I’m convinced that someone at Logitech is trying to build a spaceship. It seems like they may have gotten the technical blueprints mixed up somewhere in the design process of the G402 gaming mouse, as they’ve managed to call it the Hyperion Fury and have equipped it with a Fusion Engine. Following on from the impressive Proteus Core released earlier this year, what kind of high tech party trick has Logitech given this peripheral?
The Logitech marketing machine has pulled no punches on this one, dubbing it “The world’s fastest gaming mouse”, capable of tracking over 12 metres per second (or 500 inches per second, whichever unit of measurement you’re comfortable with). That’s a seriously impressive stat to put on the back of the box, but what does it mean?
Well, it’s literally the speed you can move the mouse across your desk that can still be accurately translated to your actions on the screen. Most mice these days use an optical sensor to track your mouse movements and relay the information back to your computer. However, at times it is possible to move the mouse so fast that the sensor fails to register exactly what happens, and the movements relayed back to the screen are not as accurate as they can be. It’s when the optical sensor on the G402 reaches these hard-to-track speeds that the clever Fusion Engine kicks in.
Alongside the tried and tested optical sensor, the Hyperion Fury has a clever combination of an accelerometer and gyroscope that pick up the hard work when the sensor begins to struggle. Instead of solely relying on the optics, the G402 also transmits real-time data from this combo of gadgets that make up the aforementioned Fusion Engine. This gives a much more precise indication of the waggling being done on the mouse end and allows for it all to be tracked at turbo speeds. It’s all powered by the on-board 32-bit ARM processor that’s been supplying Logitech’s latest generation of gaming mice with its grunt.
Who benefits from a powered-up, high-speed mouse? Logitech thinks it could be another weapon in the arsenal for FPS players who might have a habit of moving their mouse faster than it can track. Fast and furious swipers can rest assured that they can now strike with precision, further eliminating any excuses that they missed their shot because of the tools they’re using. The real situation we can see this being handy in are those panic moment when someone jumps out behind you, leading to a mad startled struggle to get your crosshairs in the right place before your opponent does.
It’s certainly very impressive technology, but not necessarily something that average gamers will notice a whole lot. Having said this, the whole point of the Fusion Core is that you don’t notice it working and enjoy a continually smooth mouse experience.
Moving beyond the headline act, the other tech specs on the Hyperion Fury are certainly nothing to be sneered at. It features on-the-fly DPI switching from 250 DPI right up to 4000 DPI. This is handled by a pair of shifter buttons that take the tracking speed up or down across four user-defined settings. It’s not exactly setting records in this department (Logitech already did that with their last mouse), but it offers a very reasonable range that should be more than enough for most gamers.
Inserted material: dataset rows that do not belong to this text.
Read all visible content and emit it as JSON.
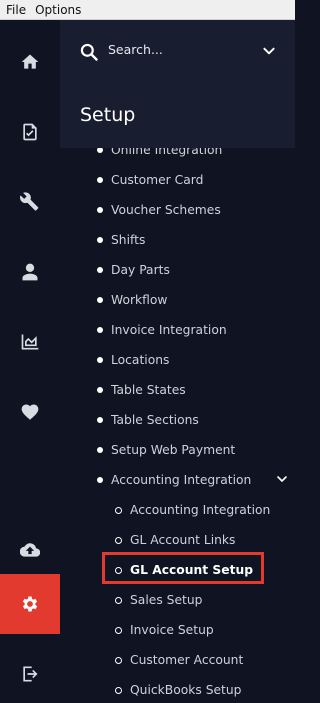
{
  "menubar": {
    "file": "File",
    "options": "Options"
  },
  "rail": {
    "items": [
      {
        "icon": "home-icon"
      },
      {
        "icon": "document-check-icon"
      },
      {
        "icon": "wrench-icon"
      },
      {
        "icon": "user-icon"
      },
      {
        "icon": "chart-icon"
      },
      {
        "icon": "heart-icon"
      },
      {
        "icon": "cloud-upload-icon"
      },
      {
        "icon": "gear-icon",
        "active": true
      },
      {
        "icon": "logout-icon"
      }
    ]
  },
  "search": {
    "placeholder": "Search..."
  },
  "page_title": "Setup",
  "menu": {
    "items": [
      "Online Integration",
      "Customer Card",
      "Voucher Schemes",
      "Shifts",
      "Day Parts",
      "Workflow",
      "Invoice Integration",
      "Locations",
      "Table States",
      "Table Sections",
      "Setup Web Payment",
      "Accounting Integration"
    ],
    "sub_items": [
      "Accounting Integration",
      "GL Account Links",
      "GL Account Setup",
      "Sales Setup",
      "Invoice Setup",
      "Customer Account",
      "QuickBooks Setup"
    ],
    "selected": "GL Account Setup"
  },
  "colors": {
    "accent": "#e23a2e",
    "background": "#0f1322",
    "header": "#181d2f"
  }
}
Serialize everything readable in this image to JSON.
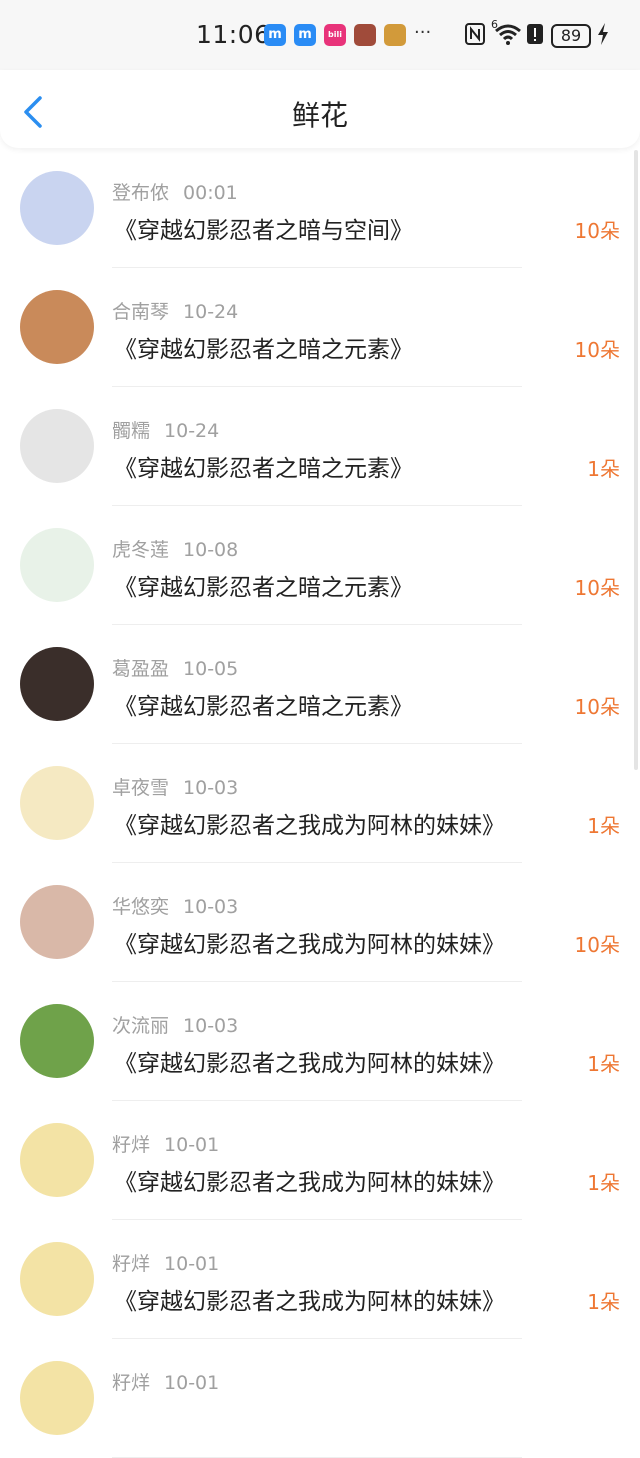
{
  "status_bar": {
    "time": "11:06",
    "battery": "89",
    "signal_label": "6"
  },
  "header": {
    "title": "鲜花"
  },
  "items": [
    {
      "name": "登布侬",
      "date": "00:01",
      "book": "《穿越幻影忍者之暗与空间》",
      "count": "10朵",
      "avatar_color": "#c9d4f0"
    },
    {
      "name": "合南琴",
      "date": "10-24",
      "book": "《穿越幻影忍者之暗之元素》",
      "count": "10朵",
      "avatar_color": "#c98a5a"
    },
    {
      "name": "髑糯",
      "date": "10-24",
      "book": "《穿越幻影忍者之暗之元素》",
      "count": "1朵",
      "avatar_color": "#e5e5e5"
    },
    {
      "name": "虎冬莲",
      "date": "10-08",
      "book": "《穿越幻影忍者之暗之元素》",
      "count": "10朵",
      "avatar_color": "#e8f2e8"
    },
    {
      "name": "葛盈盈",
      "date": "10-05",
      "book": "《穿越幻影忍者之暗之元素》",
      "count": "10朵",
      "avatar_color": "#3a2e2a"
    },
    {
      "name": "卓夜雪",
      "date": "10-03",
      "book": "《穿越幻影忍者之我成为阿林的妹妹》",
      "count": "1朵",
      "avatar_color": "#f5e9c2"
    },
    {
      "name": "华悠奕",
      "date": "10-03",
      "book": "《穿越幻影忍者之我成为阿林的妹妹》",
      "count": "10朵",
      "avatar_color": "#d9b8a8"
    },
    {
      "name": "次流丽",
      "date": "10-03",
      "book": "《穿越幻影忍者之我成为阿林的妹妹》",
      "count": "1朵",
      "avatar_color": "#6fa24a"
    },
    {
      "name": "籽烊",
      "date": "10-01",
      "book": "《穿越幻影忍者之我成为阿林的妹妹》",
      "count": "1朵",
      "avatar_color": "#f3e3a5"
    },
    {
      "name": "籽烊",
      "date": "10-01",
      "book": "《穿越幻影忍者之我成为阿林的妹妹》",
      "count": "1朵",
      "avatar_color": "#f3e3a5"
    },
    {
      "name": "籽烊",
      "date": "10-01",
      "book": "",
      "count": "",
      "avatar_color": "#f3e3a5"
    }
  ],
  "colors": {
    "accent": "#2b8ef0",
    "count": "#ee7733"
  }
}
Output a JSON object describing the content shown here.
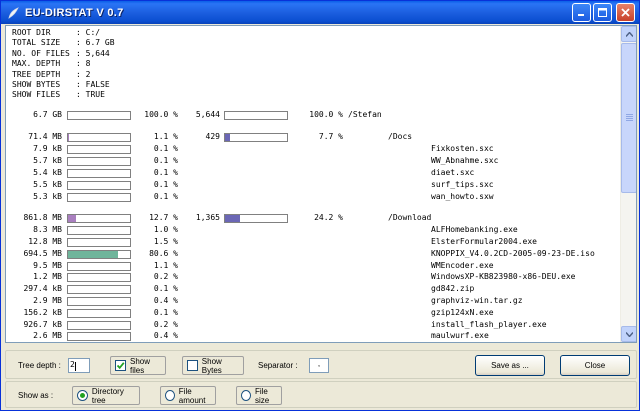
{
  "window": {
    "title": "EU-DIRSTAT V 0.7",
    "icons": {
      "app": "leaf-icon",
      "minimize": "minimize-icon",
      "maximize": "maximize-icon",
      "close": "close-icon"
    },
    "accent_color": "#0a5fe8"
  },
  "summary": [
    {
      "key": "ROOT DIR",
      "value": ": C:/"
    },
    {
      "key": "TOTAL SIZE",
      "value": ": 6.7 GB"
    },
    {
      "key": "NO. OF FILES",
      "value": ": 5,644"
    },
    {
      "key": "MAX. DEPTH",
      "value": ": 8"
    },
    {
      "key": "TREE DEPTH",
      "value": ": 2"
    },
    {
      "key": "SHOW BYTES",
      "value": ": FALSE"
    },
    {
      "key": "SHOW FILES",
      "value": ": TRUE"
    }
  ],
  "rows": [
    {
      "size": "6.7 GB",
      "size_fraction": 0,
      "size_pct": "100.0 %",
      "count": "5,644",
      "count_fraction": 0,
      "count_pct": "100.0 %",
      "name": "/Stefan",
      "indent": 0
    },
    {
      "size": "71.4 MB",
      "size_fraction": 0.011,
      "size_pct": "1.1 %",
      "count": "429",
      "count_fraction": 0.077,
      "count_pct": "7.7 %",
      "name": "/Docs",
      "indent": 1
    },
    {
      "size": "7.9 kB",
      "size_fraction": 0,
      "size_pct": "0.1 %",
      "count": "",
      "count_pct": "",
      "name": "Fixkosten.sxc",
      "indent": 2
    },
    {
      "size": "5.7 kB",
      "size_fraction": 0,
      "size_pct": "0.1 %",
      "count": "",
      "count_pct": "",
      "name": "WW_Abnahme.sxc",
      "indent": 2
    },
    {
      "size": "5.4 kB",
      "size_fraction": 0,
      "size_pct": "0.1 %",
      "count": "",
      "count_pct": "",
      "name": "diaet.sxc",
      "indent": 2
    },
    {
      "size": "5.5 kB",
      "size_fraction": 0,
      "size_pct": "0.1 %",
      "count": "",
      "count_pct": "",
      "name": "surf_tips.sxc",
      "indent": 2
    },
    {
      "size": "5.3 kB",
      "size_fraction": 0,
      "size_pct": "0.1 %",
      "count": "",
      "count_pct": "",
      "name": "wan_howto.sxw",
      "indent": 2
    },
    {
      "size": "861.8 MB",
      "size_fraction": 0.127,
      "size_pct": "12.7 %",
      "count": "1,365",
      "count_fraction": 0.242,
      "count_pct": "24.2 %",
      "name": "/Download",
      "indent": 1
    },
    {
      "size": "8.3 MB",
      "size_fraction": 0,
      "size_pct": "1.0 %",
      "count": "",
      "count_pct": "",
      "name": "ALFHomebanking.exe",
      "indent": 2
    },
    {
      "size": "12.8 MB",
      "size_fraction": 0,
      "size_pct": "1.5 %",
      "count": "",
      "count_pct": "",
      "name": "ElsterFormular2004.exe",
      "indent": 2
    },
    {
      "size": "694.5 MB",
      "size_fraction": 0.806,
      "size_pct": "80.6 %",
      "count": "",
      "count_pct": "",
      "name": "KNOPPIX_V4.0.2CD-2005-09-23-DE.iso",
      "indent": 2
    },
    {
      "size": "9.5 MB",
      "size_fraction": 0,
      "size_pct": "1.1 %",
      "count": "",
      "count_pct": "",
      "name": "WMEncoder.exe",
      "indent": 2
    },
    {
      "size": "1.2 MB",
      "size_fraction": 0,
      "size_pct": "0.2 %",
      "count": "",
      "count_pct": "",
      "name": "WindowsXP-KB823980-x86-DEU.exe",
      "indent": 2
    },
    {
      "size": "297.4 kB",
      "size_fraction": 0,
      "size_pct": "0.1 %",
      "count": "",
      "count_pct": "",
      "name": "gd842.zip",
      "indent": 2
    },
    {
      "size": "2.9 MB",
      "size_fraction": 0,
      "size_pct": "0.4 %",
      "count": "",
      "count_pct": "",
      "name": "graphviz-win.tar.gz",
      "indent": 2
    },
    {
      "size": "156.2 kB",
      "size_fraction": 0,
      "size_pct": "0.1 %",
      "count": "",
      "count_pct": "",
      "name": "gzip124xN.exe",
      "indent": 2
    },
    {
      "size": "926.7 kB",
      "size_fraction": 0,
      "size_pct": "0.2 %",
      "count": "",
      "count_pct": "",
      "name": "install_flash_player.exe",
      "indent": 2
    },
    {
      "size": "2.6 MB",
      "size_fraction": 0,
      "size_pct": "0.4 %",
      "count": "",
      "count_pct": "",
      "name": "maulwurf.exe",
      "indent": 2
    }
  ],
  "bar_colors": {
    "folder": "#a97fbf",
    "large_file": "#6fb59b",
    "count": "#6b67b5"
  },
  "controls": {
    "tree_depth_label": "Tree depth :",
    "tree_depth_value": "2",
    "show_files_label": "Show files",
    "show_files_checked": true,
    "show_bytes_label": "Show Bytes",
    "show_bytes_checked": false,
    "separator_label": "Separator :",
    "separator_value": ",",
    "save_label": "Save as ...",
    "close_label": "Close",
    "show_as_label": "Show as :",
    "radio_directory": "Directory tree",
    "radio_file_amount": "File amount",
    "radio_file_size": "File size",
    "selected_view": "directory"
  }
}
When it comes to clickers, the G402 has a respectable selection of eight programmable buttons. These can be assigned to simple tasks through most in-game control menus or given something a little more adventurous using the Logitech Gaming Software. Just download the software and it will immediately recognise the mouse, throwing up a pleasingly visual display of calibration and binding options. From here you can assign macros for pretty much anything, especially if you put the time in for a bit of tinkering. The software even allows you to tweak the settings on the glowing G logo and its gentle phasing in-and-out effect (eerily described as “breathing”). The only thing I was a little disappointed by was the lack of on-board memory control profile storage and quick switching, which I’ve found handy in the past for instantly changing between work and play modes.
If I had to grumble about another thing, I’d have to say that it isn’t the most comfortable mouse in the world. Whilst it’s still shaped with smooth curves that fit snugly into the palm like a spooning partner, some of the buttons are placed slightly awkwardly. There’s a low DPI toggle switch that doesn’t feel optimally placed, generally sitting half under my thumb and half off. Maybe I have freakishly short thumbs, but it just doesn’t seem right. Likewise, one of the programmable buttons feels a little too high and far back on the mouse’s body for insta-clicking. These are very minor grumbles though, and soon overcome by the inevitable crab hand muscle memory that sets in after a week.
The G402 Hyperion Fury is another brilliant mouse from Logitech, offering sleek looks and fantastic functionality for your gaming needs. It’s also a little more affordable than the other recently released Logitech mice, weighing with an RRP of £49.99 (as opposed to the £69.99 tag on the G502 and G602). This is just another roll of icing over the top of this already tempting cake that makes it a great choice for gamers looking for a good mouse in the upper mid-end price bracket.
Whether you’ll be able to immediately spot the difference made by the Fury’s Fusion Engine really depends on how furiously you like to swipe your mice. RTS players probably won’t see a difference, but FPS players who are partial to the odd twitch shooter should hopefully find their manic judders translated perfectly to the screen. But despite the subtlety of the uber-tracking it’s capable of, there’s no denying that the G402 is a great gaming mouse that will slip into your setup effortlessly. It just feels right.